World leaders, friends and family of Madeleine Albright came together to celebrate the life of the nation’s first woman secretary of state. A history-making Black woman astronaut is headed to the International Space Station. And a city in Texas is embracing bitcoin with a mine of its very own.
👋 Laura here, it’s Wednesday, here’s all the news you need to know.
But first, later, gator? 🐊 Say it ain’t so. According to a new study, one-fifth of all reptile species are under threat of extinction.
The MLB’s major baseball problem
why is everybody furious about MLB’s baseballs? There’s only one thing certain about the baseballs trotted out through nearly one month of Major League Baseball games this season. Everybody hates them. Hitters hate them: With offense once again reaching historic lows, sluggers insist the MLB is still using two balls and overcorrecting for the juiced-ball season of 2019. Pitchers hate them: With “sticky substances” banned and frigid weather from coast to coast, gripping the newer, slicker ball has proven challenging and at times dangerous. Just ask the New York Mets: All-Stars Francisco Lindor and Pete Alonso were struck in the face by pitches two games into the season (their protective flaps preventing serious injury) and Alonso was hit again, up and in, on Tuesday night, leading pitcher Chris Bassitt to rail against the inconsistencies and unreliabilities of MLB’s most essential product. More about what to make of it all.
‘Her story was America’s story’

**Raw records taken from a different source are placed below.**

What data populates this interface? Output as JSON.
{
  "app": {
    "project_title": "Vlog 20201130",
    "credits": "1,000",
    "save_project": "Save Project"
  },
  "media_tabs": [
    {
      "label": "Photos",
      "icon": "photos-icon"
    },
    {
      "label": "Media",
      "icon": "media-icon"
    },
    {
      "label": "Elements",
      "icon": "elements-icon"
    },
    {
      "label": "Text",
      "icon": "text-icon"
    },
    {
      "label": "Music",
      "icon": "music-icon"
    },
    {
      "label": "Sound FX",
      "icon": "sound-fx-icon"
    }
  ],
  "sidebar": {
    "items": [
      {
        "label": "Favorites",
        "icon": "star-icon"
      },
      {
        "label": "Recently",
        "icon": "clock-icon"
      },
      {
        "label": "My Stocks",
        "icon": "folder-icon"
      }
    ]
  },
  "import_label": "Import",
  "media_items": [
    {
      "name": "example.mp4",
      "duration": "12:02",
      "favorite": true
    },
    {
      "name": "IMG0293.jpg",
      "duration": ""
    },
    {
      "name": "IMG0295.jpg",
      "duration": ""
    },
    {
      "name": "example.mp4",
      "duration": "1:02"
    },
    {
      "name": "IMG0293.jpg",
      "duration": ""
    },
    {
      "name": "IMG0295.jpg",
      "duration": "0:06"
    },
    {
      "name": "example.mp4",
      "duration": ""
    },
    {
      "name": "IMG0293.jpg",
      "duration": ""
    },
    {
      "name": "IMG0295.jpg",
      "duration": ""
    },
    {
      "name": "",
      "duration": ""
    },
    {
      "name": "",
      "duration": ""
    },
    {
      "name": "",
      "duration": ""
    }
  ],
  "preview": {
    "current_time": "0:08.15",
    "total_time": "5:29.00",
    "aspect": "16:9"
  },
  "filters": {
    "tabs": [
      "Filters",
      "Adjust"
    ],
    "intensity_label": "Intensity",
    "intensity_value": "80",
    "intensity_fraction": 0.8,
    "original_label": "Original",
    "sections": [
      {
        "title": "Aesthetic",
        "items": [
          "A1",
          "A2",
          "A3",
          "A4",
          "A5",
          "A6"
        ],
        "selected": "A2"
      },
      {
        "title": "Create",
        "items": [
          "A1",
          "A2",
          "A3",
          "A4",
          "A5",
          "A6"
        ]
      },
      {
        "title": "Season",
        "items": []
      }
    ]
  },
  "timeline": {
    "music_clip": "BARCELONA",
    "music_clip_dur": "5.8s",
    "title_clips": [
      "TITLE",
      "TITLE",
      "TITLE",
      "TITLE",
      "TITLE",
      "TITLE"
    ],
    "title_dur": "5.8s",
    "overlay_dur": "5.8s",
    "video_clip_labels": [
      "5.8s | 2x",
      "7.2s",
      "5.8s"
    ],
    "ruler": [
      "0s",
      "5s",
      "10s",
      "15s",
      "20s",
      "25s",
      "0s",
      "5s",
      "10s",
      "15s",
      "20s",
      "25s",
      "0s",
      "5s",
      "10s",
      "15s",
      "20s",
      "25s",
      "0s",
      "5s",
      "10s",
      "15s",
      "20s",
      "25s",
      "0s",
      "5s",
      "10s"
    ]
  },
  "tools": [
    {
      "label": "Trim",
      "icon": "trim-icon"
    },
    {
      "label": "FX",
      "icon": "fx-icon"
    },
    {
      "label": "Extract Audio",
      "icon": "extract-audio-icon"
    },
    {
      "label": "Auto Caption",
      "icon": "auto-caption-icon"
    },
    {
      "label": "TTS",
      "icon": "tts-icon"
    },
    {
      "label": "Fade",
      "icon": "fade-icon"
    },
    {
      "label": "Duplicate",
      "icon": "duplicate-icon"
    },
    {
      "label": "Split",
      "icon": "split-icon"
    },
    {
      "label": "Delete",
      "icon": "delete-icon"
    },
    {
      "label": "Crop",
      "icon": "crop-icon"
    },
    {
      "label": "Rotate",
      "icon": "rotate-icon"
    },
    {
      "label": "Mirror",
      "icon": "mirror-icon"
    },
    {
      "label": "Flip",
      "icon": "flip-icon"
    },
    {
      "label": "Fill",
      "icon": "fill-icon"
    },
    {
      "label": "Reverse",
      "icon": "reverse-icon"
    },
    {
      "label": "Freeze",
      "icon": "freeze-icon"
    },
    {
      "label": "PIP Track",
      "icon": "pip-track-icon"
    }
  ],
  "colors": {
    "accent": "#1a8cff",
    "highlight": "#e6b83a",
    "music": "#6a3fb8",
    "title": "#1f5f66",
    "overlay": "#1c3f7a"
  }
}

On Wednesday, the nation’s most powerful Democrats for the past quarter-century, world leaders, friends and family of Albright celebrated the life of the nation’s first woman secretary of state, who arrived in the US as a young girl from war-torn Czechoslovakia before becoming a trailblazing diplomat and icon. “In the 20th and 21st century, freedom had no greater champion than Madeleine Korbel Albright,” said President Joe Biden, eulogizing Albright at her funeral at Washington National Cathedral. “Madeline understood her story was America’s story,” Biden said. More than 1,400 people, each wearing face masks at the request of the Albright family, packed the cathedral. Biden sat in the front row next to Barack Obama, Michelle Obama, Bill Clinton, Hillary Clinton, Chelsea Clinton and Al Gore. Albright died on March 23 at 84 years old after a fight with cancer, leaving a legacy as a defender of democracy, human rights and peace.
What everyone’s talking about
The Short List is free, but several stories we link to are subscriber-only. Consider supporting our journalism and become a USA TODAY digital subscriber today.
Silenced by Putin
During Russian President Vladimir Putin’s rise to power and fortune, he and his associates are suspected of silencing some of those who raised questions about the source of his apparent wealth. Potentially dozens of people have been killed or survived poisonings and other assassination attempts or have had their investigations blocked or shut down, according to USA TODAY interviews and a review of documents and reports. Untold numbers of others have long looked the other way for fear of similar retribution. Read more.
👉 News from Ukraine: Russia imposed sanctions on 287 British lawmakers, claiming they “demonize” Russia. Moscow cuts off gas to Poland, Bulgaria. Wednesday’s latest updates.
NASA crew headed to space station with a history-maker aboard
Jessica Watkins made history on Wednesday by becoming the first Black woman launched into space for an extended mission on the International Space Station. Watkins, 33, and three other astronauts rocketed into space from the Kennedy Space Center on Merritt Island, Florida, at 3:52 am EDT. The assignment meant she would be the first Black woman to join a space station crew for scientific research, station maintenance, training and more over a six-month period. Wednesday’s flight sent NASA’s Bob Hines, Kjell Lindgren and the European Space Agency’s Samantha Cristoforetti to orbit, and they’re expected to dock at the space station by Wednesday evening if schedules hold.
Fort Worth becomes first city to mine crypto
In a project Mayor Mattie Parker hopes will catch on across the nation, Fort Worth, Texas, will become the first city government in the United States to mine bitcoin. The small-scale pilot project, which was approved unanimously by a city council vote, will be primarily experimental while determining whether to dedicate significant funding. Bitcoin operates on a proof-of-work mining model, with miners around the world running high-powered computers to create new bitcoin and validate transactions. Fort Worth will have a small but mighty three-rig mine that will require professional-grade equipment, technical savviness and electricity. Bitcoin mining has major potential in the US, with a worldwide void after the Chinese government banned cryptocurrency mining in June 2021.
A break from the news
This is a compilation of stories from across the USA TODAY Network. Want this news roundup in your inbox every night? Sign up for The Short List newsletter here.